In one of those odd synchronous coincidences, I read Jean Giono’s “The Man Who Planted Trees” just last Friday, and here he pops up in this piece, in a quote from Berry.

Happiness is a great mental faculty. It happens. One of the best things I know about happiness is that some days I’m happy… I don’t have anything in particular to be happy about or happier than I was yesterday, but I’m happy. I read that the French novelist Jean Giono … said in 1954, 1954, “I’ve been happy for the last 30 or 40 years.” Well, you know what happened in the 30 or 40 years before 1954. I just love him for that… . That just turned me upside-down when I read that. Well, what a great thing that is. Suppose you’re supremely happy for just five minutes, that just destroys everybody who’s trying to sell you something to make you happy. How subversive. Let me tell you young people, it’s possible sometimes to go for a whole day and be happy and not buy a thing.

This article is not a call to quietist arms, so to speak:

Subversive happiness is not quietist or passive. Berry has himself participated in sit-ins and protests and has penned his share of manifestos, but he doesn’t rest his hopes on these tactics. Indeed, happiness provides a very different motivation for our work than does optimism or pessimism. Happiness leads us to do good work because it is good; because it brings joy; because it deserves our attention and energy.

Whether our work leads to victory becomes irrelevant to us.

This reminds me of the famous accounts of medieval craftsmen labouring over statuary which would stand hundreds of feet above them, and devoting as much attention to the backs of these statues as the faces. What Bilbro conveys to me – and which, I presume, is a main theme of Berry (though I better read him to be able to pontificate more!) is the sheer subversion – in the true, proper sense – of this stance on life. Reminds me too of a passage from “The Monks of Tibhirine: Faith, Love and Terror in Algeria”  by John W Kiser:

I also began to better understand why my exposure to the Trappist culture had a certain resonance for me. Simplicity is one reason. Doing less, not more, and doing those fewer things more intensely, are values in perpetual struggle in a world that is always offering more – more activities, more choices, more means of communication, things that distract and require decisions. Trappists have stripped their lives down to a simple triad of prayer, study and manual labour. They have made only one decision: to love and praise God in the  Trappist way

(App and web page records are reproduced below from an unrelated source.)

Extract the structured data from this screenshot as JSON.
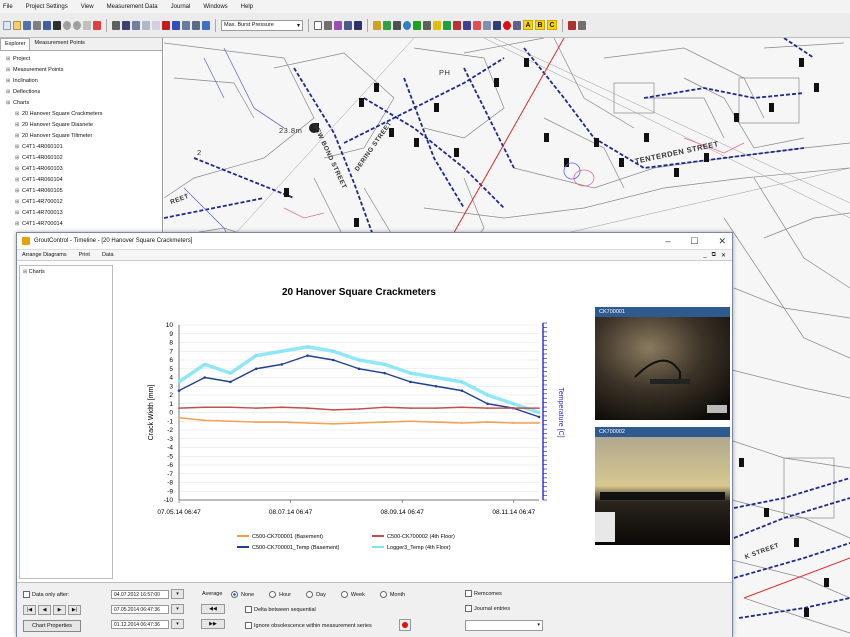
{
  "menu": [
    "File",
    "Project Settings",
    "View",
    "Measurement Data",
    "Journal",
    "Windows",
    "Help"
  ],
  "toolbar": {
    "measurement_select": "Max. Burst Pressure",
    "letter_buttons": [
      "A",
      "B",
      "C"
    ]
  },
  "explorer": {
    "tabs": [
      "Explorer",
      "Measurement Points"
    ],
    "items": [
      {
        "label": "Project",
        "level": 0
      },
      {
        "label": "Measurement Points",
        "level": 0
      },
      {
        "label": "Inclination",
        "level": 0
      },
      {
        "label": "Deflections",
        "level": 0
      },
      {
        "label": "Charts",
        "level": 0
      },
      {
        "label": "20 Hanover Square Crackmeters",
        "level": 1
      },
      {
        "label": "20 Hanover Square Diasnete",
        "level": 1
      },
      {
        "label": "20 Hanover Square Tiltmeter",
        "level": 1
      },
      {
        "label": "C4T1-4R060101",
        "level": 1
      },
      {
        "label": "C4T1-4R060102",
        "level": 1
      },
      {
        "label": "C4T1-4R060103",
        "level": 1
      },
      {
        "label": "C4T1-4R060104",
        "level": 1
      },
      {
        "label": "C4T1-4R060105",
        "level": 1
      },
      {
        "label": "C4T1-4R700012",
        "level": 1
      },
      {
        "label": "C4T1-4R700013",
        "level": 1
      },
      {
        "label": "C4T1-4R700014",
        "level": 1
      }
    ]
  },
  "map": {
    "streets": [
      "TENTERDEN STREET",
      "DERING STREET",
      "NEW BOND STREET",
      "REET",
      "K STREET"
    ],
    "label_23": "23.8m",
    "label_ph": "PH",
    "label_2": "2"
  },
  "window": {
    "title": "GroutControl - Timeline - [20 Hanover Square Crackmeters]",
    "menu": [
      "Arrange Diagrams",
      "Print",
      "Data"
    ],
    "tree_root": "Charts"
  },
  "photos": [
    {
      "caption": "CK700001"
    },
    {
      "caption": "CK700002"
    }
  ],
  "controls": {
    "data_only_after": "Data only after:",
    "date_after": "04.07.2012 16:57:00",
    "date_from": "07.05.2014 06:47:36",
    "date_to": "01.12.2014 06:47:36",
    "chart_properties": "Chart Properties",
    "average_label": "Average",
    "average_options": [
      "None",
      "Hour",
      "Day",
      "Week",
      "Month"
    ],
    "average_selected": "None",
    "delta_sequential": "Delta between sequential",
    "ignore_obsolescence": "Ignore obsolescence within measurement series",
    "remcomes": "Remcomes",
    "journal_entries": "Journal entries"
  },
  "chart_data": {
    "type": "line",
    "title": "20 Hanover Square Crackmeters",
    "ylabel": "Crack Width [mm]",
    "y2label": "Temperature [C]",
    "ylim": [
      -10,
      10
    ],
    "y_ticks": [
      10,
      9,
      8,
      7,
      6,
      5,
      4,
      3,
      2,
      1,
      0,
      -1,
      -2,
      -3,
      -4,
      -5,
      -6,
      -7,
      -8,
      -9,
      -10
    ],
    "x_ticks": [
      "07.05.14 06:47",
      "08.07.14 06:47",
      "08.09.14 06:47",
      "08.11.14 06:47"
    ],
    "grid": true,
    "legend_position": "bottom",
    "x": [
      0,
      15,
      30,
      45,
      60,
      75,
      90,
      105,
      120,
      135,
      150,
      165,
      180,
      195,
      210
    ],
    "series": [
      {
        "name": "C500-CK700001 (Basement)",
        "color": "#f0a050",
        "values": [
          -0.6,
          -0.9,
          -1.0,
          -1.1,
          -1.1,
          -1.2,
          -1.3,
          -1.2,
          -1.1,
          -1.0,
          -1.1,
          -1.2,
          -1.1,
          -1.2,
          -1.2
        ]
      },
      {
        "name": "C500-CK700002 (4th Floor)",
        "color": "#c0504d",
        "values": [
          0.5,
          0.6,
          0.6,
          0.5,
          0.6,
          0.5,
          0.3,
          0.4,
          0.6,
          0.5,
          0.5,
          0.6,
          0.5,
          0.5,
          0.5
        ]
      },
      {
        "name": "C500-CK700001_Temp (Basement)",
        "color": "#1f3f8f",
        "values": [
          2.5,
          4.0,
          3.5,
          5.0,
          5.5,
          6.5,
          6.0,
          5.0,
          4.5,
          3.5,
          3.0,
          2.5,
          1.0,
          0.5,
          -0.5
        ]
      },
      {
        "name": "Logger3_Temp (4th Floor)",
        "color": "#7fe3f5",
        "values": [
          3.5,
          5.5,
          4.5,
          6.5,
          7.0,
          7.5,
          7.0,
          6.0,
          5.5,
          4.5,
          4.0,
          3.5,
          2.0,
          1.0,
          0.0
        ]
      }
    ]
  }
}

This monastic mission is a deeply subversive one. And it also reminded me of another recent read, Geoffrey Moorhouse’s , “Sun Dancing” about life on Skellig Michael, especially the story of the Culdee Aedh, whose extremism in the name of asceticism – which has disastrous results – is surely a manifestation of “winning” as a summum bonum  There are many many other examples – and perhaps this is an eternal human temptation rather than a specific feature of modernity – but it is one which the world of Likes and Retweets and Going Viral intensifies greatly.